Five decades after its first appearance at the international art event, the Philippines returned to the Venice Biennale with an exhibit that tackles conquerors and the West Philippine Sea territorial issue. The theme in keepping with the exhibition’s overall theme of “All The World’s Futures,” curated by Nigerian art critic and museum director Okwui Enwezor—the first African to curate the oldest contemporary art fair.

The Philippine pavilion is curated by art academic Patrick Flores. It features a newly restored version of the 1950 film “Genghis Khan,” directed by National Artist Manuel Conde and co-written and designed by National Artist Carlos Francisco.

The film is in dialogue with newly commissioned works by intermedia artist Jose Tence Ruiz and filmmaker Manny Montelibano.

Ruiz created his interpretation of the BRP Sierra Madre, the Philippines’ rusty and dilapidated outpost on the Ayungin Shoal.
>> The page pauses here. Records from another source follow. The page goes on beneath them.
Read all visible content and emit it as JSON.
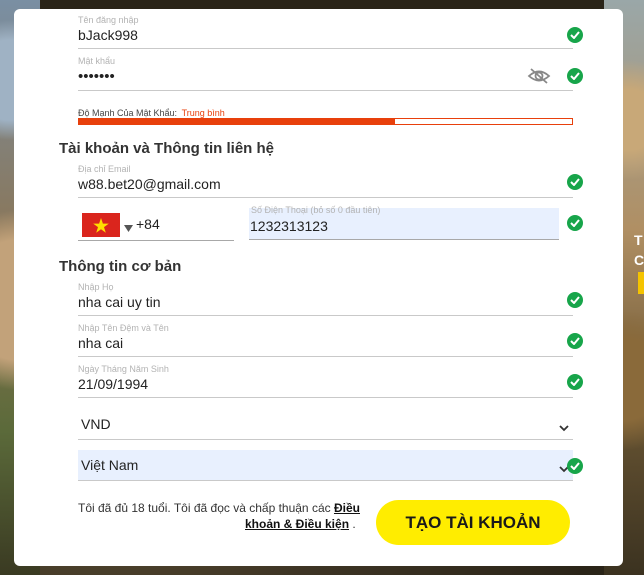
{
  "username": {
    "label": "Tên đăng nhập",
    "value": "bJack998"
  },
  "password": {
    "label": "Mật khẩu",
    "value": "•••••••"
  },
  "strength": {
    "label": "Độ Mạnh Của Mật Khẩu:",
    "level": "Trung bình",
    "fill_fraction": 0.64,
    "color": "#e8400c"
  },
  "section_contact": "Tài khoản và Thông tin liên hệ",
  "email": {
    "label": "Địa chỉ Email",
    "value": "w88.bet20@gmail.com"
  },
  "phone": {
    "country_code": "+84",
    "label": "Số Điện Thoại (bỏ số 0 đầu tiên)",
    "value": "1232313123",
    "flag": "vietnam-flag-icon"
  },
  "section_basic": "Thông tin cơ bản",
  "last_name": {
    "label": "Nhập Họ",
    "value": "nha cai uy tin"
  },
  "first_name": {
    "label": "Nhập Tên Đệm và Tên",
    "value": "nha cai"
  },
  "birthdate": {
    "label": "Ngày Tháng Năm Sinh",
    "value": "21/09/1994"
  },
  "currency": {
    "value": "VND"
  },
  "country": {
    "value": "Việt Nam"
  },
  "terms": {
    "text": "Tôi đã đủ 18 tuổi. Tôi đã đọc và chấp thuận các",
    "link_part1": "Điều",
    "link_part2": "khoản & Điều kiện",
    "period": "."
  },
  "submit_label": "TẠO TÀI KHOẢN",
  "colors": {
    "valid": "#17a54a",
    "accent": "#ffed00",
    "input_highlight": "#e8f0fe"
  }
}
The installation art is titled “Shoal.”

Montelibano features a multi-channel video called “A Dashed State,” shot in the southern part of Palawan, a place relatively shut out from the rest of the world except for the constant intrusion of Chinese channels on the radio.

Despite being an early favorite, the Philippine Pavilion did not bag the Golden Lion for Best National Participation. The award went to Armenia.

Its pavilion “Armenity/Haiyutioun” tackles the Armenian genocide and diaspora and features Armenian diaspora artists.

Nonetheless, project advocate Senator Loren Legarda pointed out that the Philippines’ return to the Venice Biennale is already a great achievement.

“Our return to the Venice Biennale after 51 years of absence is a great achievement already and for the Philippine Pavilion to be regarded as a must-see pavilion is very rewarding. It makes me even prouder of our artists,” she said.

Before the Philippine team headed to Italy, the senator also confirmed during a reception in celebration of the country’s comeback to the Venice Biennale that “Tie a String Around the World” will be brought back home and exhibited at the University of the Philippines Vargas Museum, Flores’ home base, after its run in the international exhibition.

Venice Biennale will run until November 22.